» THE PROBLEM:
Please write back every entry exactly, character for character.
====================
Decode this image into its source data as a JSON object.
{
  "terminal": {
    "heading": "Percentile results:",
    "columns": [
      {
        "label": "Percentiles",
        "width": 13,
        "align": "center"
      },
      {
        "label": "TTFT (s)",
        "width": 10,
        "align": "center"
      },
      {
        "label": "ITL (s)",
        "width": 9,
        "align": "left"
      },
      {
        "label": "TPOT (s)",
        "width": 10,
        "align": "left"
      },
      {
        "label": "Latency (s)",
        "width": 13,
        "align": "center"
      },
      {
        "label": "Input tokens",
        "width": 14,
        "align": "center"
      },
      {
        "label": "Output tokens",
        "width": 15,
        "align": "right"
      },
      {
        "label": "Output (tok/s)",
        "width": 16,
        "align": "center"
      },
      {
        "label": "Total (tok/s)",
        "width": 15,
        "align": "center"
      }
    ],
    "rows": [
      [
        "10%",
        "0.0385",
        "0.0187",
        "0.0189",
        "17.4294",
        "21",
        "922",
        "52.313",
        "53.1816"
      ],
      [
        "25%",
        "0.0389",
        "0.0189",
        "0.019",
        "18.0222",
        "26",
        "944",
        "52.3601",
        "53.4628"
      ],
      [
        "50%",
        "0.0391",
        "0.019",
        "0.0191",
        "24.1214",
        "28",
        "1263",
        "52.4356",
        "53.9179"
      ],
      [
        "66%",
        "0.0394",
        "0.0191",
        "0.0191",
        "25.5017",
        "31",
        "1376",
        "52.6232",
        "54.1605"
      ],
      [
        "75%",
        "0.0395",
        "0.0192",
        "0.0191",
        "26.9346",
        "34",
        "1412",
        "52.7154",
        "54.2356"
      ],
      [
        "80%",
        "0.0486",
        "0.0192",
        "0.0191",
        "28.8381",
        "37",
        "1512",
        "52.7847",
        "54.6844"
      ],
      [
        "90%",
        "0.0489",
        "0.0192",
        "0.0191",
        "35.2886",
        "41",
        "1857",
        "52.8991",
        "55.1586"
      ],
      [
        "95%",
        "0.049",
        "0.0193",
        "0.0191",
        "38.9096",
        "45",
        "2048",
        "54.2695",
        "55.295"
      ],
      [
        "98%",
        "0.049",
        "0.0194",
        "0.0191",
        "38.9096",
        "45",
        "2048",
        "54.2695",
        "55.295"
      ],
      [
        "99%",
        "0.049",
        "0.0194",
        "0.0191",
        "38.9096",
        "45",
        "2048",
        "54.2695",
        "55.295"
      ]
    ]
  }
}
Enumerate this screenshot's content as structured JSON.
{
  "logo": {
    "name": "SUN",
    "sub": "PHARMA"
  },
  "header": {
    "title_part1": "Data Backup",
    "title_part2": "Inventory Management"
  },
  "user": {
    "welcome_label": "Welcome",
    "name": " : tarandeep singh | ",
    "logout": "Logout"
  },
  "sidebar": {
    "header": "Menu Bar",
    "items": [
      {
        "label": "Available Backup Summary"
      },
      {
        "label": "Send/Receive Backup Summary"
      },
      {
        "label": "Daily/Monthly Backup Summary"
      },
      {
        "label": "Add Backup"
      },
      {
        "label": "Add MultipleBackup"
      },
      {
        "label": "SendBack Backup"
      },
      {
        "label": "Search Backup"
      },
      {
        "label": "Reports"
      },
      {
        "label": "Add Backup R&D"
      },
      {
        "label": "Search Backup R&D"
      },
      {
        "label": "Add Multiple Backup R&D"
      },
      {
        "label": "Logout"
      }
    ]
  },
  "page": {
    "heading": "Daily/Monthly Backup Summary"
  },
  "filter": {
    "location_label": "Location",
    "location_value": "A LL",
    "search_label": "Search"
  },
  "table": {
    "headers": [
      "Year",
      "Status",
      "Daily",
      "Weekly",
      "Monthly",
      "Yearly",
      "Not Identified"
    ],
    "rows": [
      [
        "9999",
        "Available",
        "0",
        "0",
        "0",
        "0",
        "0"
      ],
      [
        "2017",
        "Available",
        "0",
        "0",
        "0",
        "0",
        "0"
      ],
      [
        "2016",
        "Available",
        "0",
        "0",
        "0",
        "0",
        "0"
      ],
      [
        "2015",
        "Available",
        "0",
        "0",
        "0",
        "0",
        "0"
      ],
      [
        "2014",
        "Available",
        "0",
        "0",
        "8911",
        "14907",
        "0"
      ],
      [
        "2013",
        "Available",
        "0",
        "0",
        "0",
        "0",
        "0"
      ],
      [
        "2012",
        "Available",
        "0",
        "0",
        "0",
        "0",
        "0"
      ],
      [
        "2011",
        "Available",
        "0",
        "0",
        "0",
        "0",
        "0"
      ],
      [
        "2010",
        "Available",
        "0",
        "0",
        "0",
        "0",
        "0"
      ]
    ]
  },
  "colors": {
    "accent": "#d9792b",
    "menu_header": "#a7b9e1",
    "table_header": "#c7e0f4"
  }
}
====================
» WRITTEN REPLY:
Decode this image into its source data as a JSON object.
{
  "terminal": {
    "heading": "Percentile results:",
    "columns": [
      {
        "label": "Percentiles",
        "width": 13,
        "align": "center"
      },
      {
        "label": "TTFT (s)",
        "width": 10,
        "align": "center"
      },
      {
        "label": "ITL (s)",
        "width": 9,
        "align": "left"
      },
      {
        "label": "TPOT (s)",
        "width": 10,
        "align": "left"
      },
      {
        "label": "Latency (s)",
        "width": 13,
        "align": "center"
      },
      {
        "label": "Input tokens",
        "width": 14,
        "align": "center"
      },
      {
        "label": "Output tokens",
        "width": 15,
        "align": "right"
      },
      {
        "label": "Output (tok/s)",
        "width": 16,
        "align": "center"
      },
      {
        "label": "Total (tok/s)",
        "width": 15,
        "align": "center"
      }
    ],
    "rows": [
      [
        "10%",
        "0.0385",
        "0.0187",
        "0.0189",
        "17.4294",
        "21",
        "922",
        "52.313",
        "53.1816"
      ],
      [
        "25%",
        "0.0389",
        "0.0189",
        "0.019",
        "18.0222",
        "26",
        "944",
        "52.3601",
        "53.4628"
      ],
      [
        "50%",
        "0.0391",
        "0.019",
        "0.0191",
        "24.1214",
        "28",
        "1263",
        "52.4356",
        "53.9179"
      ],
      [
        "66%",
        "0.0394",
        "0.0191",
        "0.0191",
        "25.5017",
        "31",
        "1376",
        "52.6232",
        "54.1605"
      ],
      [
        "75%",
        "0.0395",
        "0.0192",
        "0.0191",
        "26.9346",
        "34",
        "1412",
        "52.7154",
        "54.2356"
      ],
      [
        "80%",
        "0.0486",
        "0.0192",
        "0.0191",
        "28.8381",
        "37",
        "1512",
        "52.7847",
        "54.6844"
      ],
      [
        "90%",
        "0.0489",
        "0.0192",
        "0.0191",
        "35.2886",
        "41",
        "1857",
        "52.8991",
        "55.1586"
      ],
      [
        "95%",
        "0.049",
        "0.0193",
        "0.0191",
        "38.9096",
        "45",
        "2048",
        "54.2695",
        "55.295"
      ],
      [
        "98%",
        "0.049",
        "0.0194",
        "0.0191",
        "38.9096",
        "45",
        "2048",
        "54.2695",
        "55.295"
      ],
      [
        "99%",
        "0.049",
        "0.0194",
        "0.0191",
        "38.9096",
        "45",
        "2048",
        "54.2695",
        "55.295"
      ]
    ]
  }
}
Enumerate this screenshot's content as structured JSON.
{
  "logo": {
    "name": "SUN",
    "sub": "PHARMA"
  },
  "header": {
    "title_part1": "Data Backup",
    "title_part2": "Inventory Management"
  },
  "user": {
    "welcome_label": "Welcome",
    "name": " : tarandeep singh | ",
    "logout": "Logout"
  },
  "sidebar": {
    "header": "Menu Bar",
    "items": [
      {
        "label": "Available Backup Summary"
      },
      {
        "label": "Send/Receive Backup Summary"
      },
      {
        "label": "Daily/Monthly Backup Summary"
      },
      {
        "label": "Add Backup"
      },
      {
        "label": "Add MultipleBackup"
      },
      {
        "label": "SendBack Backup"
      },
      {
        "label": "Search Backup"
      },
      {
        "label": "Reports"
      },
      {
        "label": "Add Backup R&D"
      },
      {
        "label": "Search Backup R&D"
      },
      {
        "label": "Add Multiple Backup R&D"
      },
      {
        "label": "Logout"
      }
    ]
  },
  "page": {
    "heading": "Daily/Monthly Backup Summary"
  },
  "filter": {
    "location_label": "Location",
    "location_value": "A LL",
    "search_label": "Search"
  },
  "table": {
    "headers": [
      "Year",
      "Status",
      "Daily",
      "Weekly",
      "Monthly",
      "Yearly",
      "Not Identified"
    ],
    "rows": [
      [
        "9999",
        "Available",
        "0",
        "0",
        "0",
        "0",
        "0"
      ],
      [
        "2017",
        "Available",
        "0",
        "0",
        "0",
        "0",
        "0"
      ],
      [
        "2016",
        "Available",
        "0",
        "0",
        "0",
        "0",
        "0"
      ],
      [
        "2015",
        "Available",
        "0",
        "0",
        "0",
        "0",
        "0"
      ],
      [
        "2014",
        "Available",
        "0",
        "0",
        "8911",
        "14907",
        "0"
      ],
      [
        "2013",
        "Available",
        "0",
        "0",
        "0",
        "0",
        "0"
      ],
      [
        "2012",
        "Available",
        "0",
        "0",
        "0",
        "0",
        "0"
      ],
      [
        "2011",
        "Available",
        "0",
        "0",
        "0",
        "0",
        "0"
      ],
      [
        "2010",
        "Available",
        "0",
        "0",
        "0",
        "0",
        "0"
      ]
    ]
  },
  "colors": {
    "accent": "#d9792b",
    "menu_header": "#a7b9e1",
    "table_header": "#c7e0f4"
  }
}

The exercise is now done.